The deficit feels more like 12.5 games and there is a good reason why.
If there was an Exhibit A for how wrong the Wolves' season has gone, it would be Love.
The two-time All-Star power forward broke his right hand while doing knuckle pushups at his home on Oct. 17, but managed to return early from the injury. The problem is it might have been too early. Love reinjured the hand on Jan. 3 at Denver and underwent surgery that will keep him out until sometime in March.
Before he hurt the hand again, Love had problems staying on the court, missing games after being poked in the eye, because of a thumb injury and an illness.
Love also did not help his cause by airing his frustrations with the Wolves to an NBA columnist from Yahoo! Sports. Love never did find his shooting touch during the 2012 portion of the season and now there appears a good chance the entire 2012-13 campaign will be a lost one for him.
While Love's season might best represent the Wolves' woes, he certainly isn't the only player to battle injuries. The Wolves ended a five-game losing streak on Saturday with a 92-79 victory over the slumping Rockets at Target Center, while having only nine players available.
Two of them - Chris Johnson and Mickael Gelabale - signed 10-day contracts on Saturday morning and then contributed a combined 26 points that night. There was a time when the Wolves were winning around 20 games a season when this might have been considered an amusing storyline for the franchise.
But there was nothing amusing about the 2012-13 Wolves having to rely on Johnson and Gelabale. It was just another reminder of how wrong things have gone.
It shouldn't come as a surprise that guard Brandon Roy's knees did not hold up after he attempted a comeback this season. Roy still hasn't given up hope of returning but the odds seem against him.
In this case, the Wolves took a gamble on a veteran and appear to have lost.

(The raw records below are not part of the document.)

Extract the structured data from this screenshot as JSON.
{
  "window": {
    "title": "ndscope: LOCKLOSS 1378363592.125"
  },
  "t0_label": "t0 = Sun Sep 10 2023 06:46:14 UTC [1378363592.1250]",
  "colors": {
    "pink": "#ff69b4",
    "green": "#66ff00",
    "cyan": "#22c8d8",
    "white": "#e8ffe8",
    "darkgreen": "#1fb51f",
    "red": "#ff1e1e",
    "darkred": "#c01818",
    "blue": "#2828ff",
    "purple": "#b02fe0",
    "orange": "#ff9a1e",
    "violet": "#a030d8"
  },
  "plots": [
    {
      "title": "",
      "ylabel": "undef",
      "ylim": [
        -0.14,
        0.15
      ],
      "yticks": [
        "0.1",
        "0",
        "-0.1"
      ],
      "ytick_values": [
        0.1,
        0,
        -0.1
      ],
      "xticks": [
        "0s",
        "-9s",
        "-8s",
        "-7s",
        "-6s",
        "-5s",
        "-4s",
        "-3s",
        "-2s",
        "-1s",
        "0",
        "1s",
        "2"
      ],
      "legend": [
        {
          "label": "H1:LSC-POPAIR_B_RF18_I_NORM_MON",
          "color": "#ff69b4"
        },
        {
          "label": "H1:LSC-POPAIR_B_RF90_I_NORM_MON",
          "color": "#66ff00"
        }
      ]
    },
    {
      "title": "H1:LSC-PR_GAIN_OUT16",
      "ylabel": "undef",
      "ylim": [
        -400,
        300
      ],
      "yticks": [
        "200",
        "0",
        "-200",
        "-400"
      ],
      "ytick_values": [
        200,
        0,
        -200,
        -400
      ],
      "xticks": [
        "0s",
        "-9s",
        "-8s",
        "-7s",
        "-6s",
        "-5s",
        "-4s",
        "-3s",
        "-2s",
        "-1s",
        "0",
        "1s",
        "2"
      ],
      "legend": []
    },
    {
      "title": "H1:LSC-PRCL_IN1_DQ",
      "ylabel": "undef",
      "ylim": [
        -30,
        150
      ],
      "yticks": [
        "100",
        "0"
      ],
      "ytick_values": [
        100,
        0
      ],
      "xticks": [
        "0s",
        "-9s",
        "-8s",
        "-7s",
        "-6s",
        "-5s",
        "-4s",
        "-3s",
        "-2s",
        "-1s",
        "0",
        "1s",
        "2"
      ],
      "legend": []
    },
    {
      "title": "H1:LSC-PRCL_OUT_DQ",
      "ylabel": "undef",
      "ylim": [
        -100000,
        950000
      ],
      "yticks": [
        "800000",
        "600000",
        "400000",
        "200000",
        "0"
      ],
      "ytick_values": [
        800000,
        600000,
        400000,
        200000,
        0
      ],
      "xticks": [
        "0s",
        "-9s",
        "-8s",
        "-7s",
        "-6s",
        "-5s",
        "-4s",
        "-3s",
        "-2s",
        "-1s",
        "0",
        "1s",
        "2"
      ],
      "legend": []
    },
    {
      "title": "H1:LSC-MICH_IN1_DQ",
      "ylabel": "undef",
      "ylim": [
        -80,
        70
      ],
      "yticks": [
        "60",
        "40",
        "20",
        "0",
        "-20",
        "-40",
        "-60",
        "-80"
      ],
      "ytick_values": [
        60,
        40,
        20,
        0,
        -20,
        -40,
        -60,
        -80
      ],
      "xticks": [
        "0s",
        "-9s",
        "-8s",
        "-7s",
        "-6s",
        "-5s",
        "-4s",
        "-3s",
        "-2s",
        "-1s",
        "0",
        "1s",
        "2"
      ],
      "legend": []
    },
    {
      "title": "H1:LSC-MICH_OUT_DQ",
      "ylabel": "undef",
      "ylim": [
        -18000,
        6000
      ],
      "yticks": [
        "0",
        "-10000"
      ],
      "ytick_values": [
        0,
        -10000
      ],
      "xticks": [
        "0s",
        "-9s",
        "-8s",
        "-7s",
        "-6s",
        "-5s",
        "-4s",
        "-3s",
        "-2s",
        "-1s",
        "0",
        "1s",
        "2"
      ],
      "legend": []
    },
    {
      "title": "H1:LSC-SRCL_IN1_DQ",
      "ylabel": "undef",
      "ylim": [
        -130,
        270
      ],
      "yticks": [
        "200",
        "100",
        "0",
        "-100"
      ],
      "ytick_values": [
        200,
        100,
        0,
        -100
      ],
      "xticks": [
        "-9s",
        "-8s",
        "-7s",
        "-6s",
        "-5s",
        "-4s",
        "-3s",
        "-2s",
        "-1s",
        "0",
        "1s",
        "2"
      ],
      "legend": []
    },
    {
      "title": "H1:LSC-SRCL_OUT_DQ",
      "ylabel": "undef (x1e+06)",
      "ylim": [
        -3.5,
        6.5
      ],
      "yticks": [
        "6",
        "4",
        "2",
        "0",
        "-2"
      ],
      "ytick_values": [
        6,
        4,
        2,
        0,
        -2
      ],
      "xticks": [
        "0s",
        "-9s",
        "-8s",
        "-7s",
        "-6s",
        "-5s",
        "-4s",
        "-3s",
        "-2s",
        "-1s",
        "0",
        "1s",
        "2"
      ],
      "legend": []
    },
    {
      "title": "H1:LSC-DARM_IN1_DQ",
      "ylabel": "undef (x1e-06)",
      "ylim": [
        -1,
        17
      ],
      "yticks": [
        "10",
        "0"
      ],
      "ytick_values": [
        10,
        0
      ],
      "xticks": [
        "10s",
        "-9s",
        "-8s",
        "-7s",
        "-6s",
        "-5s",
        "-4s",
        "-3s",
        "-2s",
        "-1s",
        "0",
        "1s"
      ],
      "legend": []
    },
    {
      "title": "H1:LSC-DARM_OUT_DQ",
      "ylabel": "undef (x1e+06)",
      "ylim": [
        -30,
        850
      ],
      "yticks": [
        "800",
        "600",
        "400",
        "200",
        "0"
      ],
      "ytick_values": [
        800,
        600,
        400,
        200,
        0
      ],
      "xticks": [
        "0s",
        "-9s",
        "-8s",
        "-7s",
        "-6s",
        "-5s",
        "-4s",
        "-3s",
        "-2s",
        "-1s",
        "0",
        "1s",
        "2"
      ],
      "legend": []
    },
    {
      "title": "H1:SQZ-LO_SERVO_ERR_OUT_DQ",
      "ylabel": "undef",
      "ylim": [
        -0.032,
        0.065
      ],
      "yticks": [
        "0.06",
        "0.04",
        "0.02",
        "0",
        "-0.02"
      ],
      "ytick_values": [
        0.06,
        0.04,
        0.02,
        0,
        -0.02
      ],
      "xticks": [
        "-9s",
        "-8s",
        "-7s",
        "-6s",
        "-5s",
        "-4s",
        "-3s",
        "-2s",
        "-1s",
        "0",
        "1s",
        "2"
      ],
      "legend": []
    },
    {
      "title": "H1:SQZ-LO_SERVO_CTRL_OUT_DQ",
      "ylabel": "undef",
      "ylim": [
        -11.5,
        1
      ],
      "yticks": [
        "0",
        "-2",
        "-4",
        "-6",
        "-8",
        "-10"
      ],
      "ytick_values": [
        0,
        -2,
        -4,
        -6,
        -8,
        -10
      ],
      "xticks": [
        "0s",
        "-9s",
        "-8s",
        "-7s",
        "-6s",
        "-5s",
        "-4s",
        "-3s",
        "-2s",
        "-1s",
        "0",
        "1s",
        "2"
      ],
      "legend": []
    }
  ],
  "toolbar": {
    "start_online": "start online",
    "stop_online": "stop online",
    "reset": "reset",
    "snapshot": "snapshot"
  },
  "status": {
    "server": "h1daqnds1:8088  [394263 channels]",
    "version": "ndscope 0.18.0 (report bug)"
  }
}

But coach Rick Adelman and David Kahn, the Wolves' president of basketball operations, likely thought that even if Roy did not make it through the season they still would be in fine shape.
They were wrong.
Center Nikola Pekovic, the Wolves' leading scorer and rebounder, suffered a badly bruised right quadriceps and rookie guard Alexey Shved twisted his ankle last Thursday against the Los Angeles Clippers. They will be back.
Josh Howard (knee surgery) and Malcolm Lee (hip surgery) are lost for the season and Chase Budinger is in the midst of an absence that will last at least three months because of knee surgery he underwent in November.
This does not include the fact that Adelman has been away from the team for the past 15 days to be with his wife, Mary Kay, who has been hospitalized. The Wolves are 2-6 in that time under assistant coach Terry Porter.
Rubio also has had the misfortune of returning from reconstructive surgery on the anterior cruciate ligament in his left knee in the same season that Vikings running back Adrian Peterson nearly set the NFL single-season rushing record while coming back from the same injury.
Rubio, playing a very different sport, has not had the same quick success that Peterson had. In fairness, Rubio's slow progress is the norm; Peterson's success was anything but normal.
Regardless, it's the Wolves' luck that the Vikings superstar would raise expectations just as Rubio attempts to return. It also is the Wolves' luck that the NHL lockout has been resolved, the league will now have an exciting race-to-the-finish 48-game season and the Wild is off to a 2-0 start.
The assumption is that they will now miss the playoffs for the ninth season in a row. They stand to pay a price on many levels for doing so.
In early January, the franchise unveiled a ticket campaign that promised anyone who renewed their season tickets or bought a new one for next season would get a 10 percent discount if the team did not make the postseason. Love, Roy and Budinger already were injured at that point.
Team officials probably thought it couldn't get any worse. They should have known better.